Restorative Practices at Schoolcraft Community Schools

Copy of Introduction to Restorative Practices in Schoolcraft High School

Restorative Mindset

A restorative mindset describes how a person understands community and one's role in the community.

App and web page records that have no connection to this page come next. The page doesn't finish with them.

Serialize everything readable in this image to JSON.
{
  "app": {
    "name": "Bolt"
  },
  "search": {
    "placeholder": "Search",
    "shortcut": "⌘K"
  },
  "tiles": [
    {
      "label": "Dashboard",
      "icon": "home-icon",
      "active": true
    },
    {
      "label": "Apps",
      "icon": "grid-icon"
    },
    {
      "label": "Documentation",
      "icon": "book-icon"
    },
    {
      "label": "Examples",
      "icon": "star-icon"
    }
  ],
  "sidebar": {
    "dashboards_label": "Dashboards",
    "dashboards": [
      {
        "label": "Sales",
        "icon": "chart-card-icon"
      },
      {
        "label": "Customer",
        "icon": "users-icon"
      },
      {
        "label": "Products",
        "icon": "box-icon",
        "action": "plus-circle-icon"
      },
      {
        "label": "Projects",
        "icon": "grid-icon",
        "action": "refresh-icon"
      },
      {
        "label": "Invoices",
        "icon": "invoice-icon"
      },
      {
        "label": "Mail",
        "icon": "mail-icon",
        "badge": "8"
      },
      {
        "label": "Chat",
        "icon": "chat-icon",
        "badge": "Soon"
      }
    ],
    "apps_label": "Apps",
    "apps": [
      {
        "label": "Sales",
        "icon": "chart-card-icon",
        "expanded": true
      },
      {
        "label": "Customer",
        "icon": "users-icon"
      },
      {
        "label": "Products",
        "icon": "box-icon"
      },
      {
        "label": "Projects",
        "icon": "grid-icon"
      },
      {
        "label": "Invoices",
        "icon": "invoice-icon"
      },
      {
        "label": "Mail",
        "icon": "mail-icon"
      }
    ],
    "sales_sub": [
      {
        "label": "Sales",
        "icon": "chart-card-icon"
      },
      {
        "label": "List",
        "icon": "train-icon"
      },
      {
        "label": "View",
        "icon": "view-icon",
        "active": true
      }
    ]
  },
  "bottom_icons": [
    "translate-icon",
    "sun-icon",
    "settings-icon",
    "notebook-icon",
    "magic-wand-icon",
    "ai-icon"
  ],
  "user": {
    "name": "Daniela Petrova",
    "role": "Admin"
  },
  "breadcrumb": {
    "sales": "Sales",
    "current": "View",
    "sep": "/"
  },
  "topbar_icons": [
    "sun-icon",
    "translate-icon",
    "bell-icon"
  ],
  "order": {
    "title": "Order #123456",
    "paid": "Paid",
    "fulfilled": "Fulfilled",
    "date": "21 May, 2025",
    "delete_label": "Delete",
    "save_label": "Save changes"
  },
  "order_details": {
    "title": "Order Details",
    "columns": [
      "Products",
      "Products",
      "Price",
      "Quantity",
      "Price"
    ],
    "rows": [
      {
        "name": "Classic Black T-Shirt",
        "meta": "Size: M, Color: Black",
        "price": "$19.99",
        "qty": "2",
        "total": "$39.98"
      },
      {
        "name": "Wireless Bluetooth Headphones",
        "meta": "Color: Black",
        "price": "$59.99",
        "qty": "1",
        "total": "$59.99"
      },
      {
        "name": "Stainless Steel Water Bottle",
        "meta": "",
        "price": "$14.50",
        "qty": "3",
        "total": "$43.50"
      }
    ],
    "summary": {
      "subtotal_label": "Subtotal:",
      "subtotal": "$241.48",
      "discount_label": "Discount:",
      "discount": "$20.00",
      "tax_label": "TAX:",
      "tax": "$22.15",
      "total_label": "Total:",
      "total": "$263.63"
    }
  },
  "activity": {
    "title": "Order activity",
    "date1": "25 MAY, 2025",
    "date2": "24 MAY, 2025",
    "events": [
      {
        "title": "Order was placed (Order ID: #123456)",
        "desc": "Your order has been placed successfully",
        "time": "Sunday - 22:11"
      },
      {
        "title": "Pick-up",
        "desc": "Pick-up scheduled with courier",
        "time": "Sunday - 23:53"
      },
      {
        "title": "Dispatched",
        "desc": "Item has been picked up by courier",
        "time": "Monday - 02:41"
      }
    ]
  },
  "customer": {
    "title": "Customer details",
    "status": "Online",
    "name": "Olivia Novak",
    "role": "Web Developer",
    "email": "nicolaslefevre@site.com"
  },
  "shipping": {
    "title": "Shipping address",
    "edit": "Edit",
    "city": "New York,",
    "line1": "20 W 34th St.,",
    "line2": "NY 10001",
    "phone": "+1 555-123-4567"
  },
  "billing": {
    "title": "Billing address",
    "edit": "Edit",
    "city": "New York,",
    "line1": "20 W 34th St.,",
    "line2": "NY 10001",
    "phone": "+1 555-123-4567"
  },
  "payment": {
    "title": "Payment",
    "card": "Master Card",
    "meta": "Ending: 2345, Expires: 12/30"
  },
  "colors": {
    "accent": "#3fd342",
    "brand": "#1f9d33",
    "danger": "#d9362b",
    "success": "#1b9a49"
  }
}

The values and concepts that underlie a restorative mindset include:

  • Relationships and trust are at the center of community
  • All members of the community are responsible to and for each other
  • Multiple perspectives are welcomed and all voices are equally important
  • Healing is a process essential to restoring community
  • Harm-doers should be held accountable for and take an active role in repairing harm
  • Conflict is resolved through honest dialogue and collaborative problem-solving that addresses the root cause and the needs of those involved.

Basic Restorative Questions

  • What happened?
  • What were you thinking at the time?
  • What have you thought about since?
  • Who was affected and how?
  • What needs to happen to make things right?

Using Affective Statements in the Classroom

Affective Statements ...

  • Are “I” statements that express a feeling.
  • Make students aware of either the positive or negative impact of their behavior.
  • Provide a precise description of a student’s behaviors and the specific impact of those behaviors.
  • Do NOT protect students from the consequences of their behavior.
  • Are delivered in a personalized manner directly to the student who impacted others.
  • Focus on behavior, not on the intrinsic worth of the person (separates the deed from the doer).
  • Are respectful in tone.
  • Encourage students to express feelings.


Common response: “Laura, put your chair down now.”

Affective Statement: “Laura, I feel concerned when you tip your chair back because I need my classroom to be a safe place.”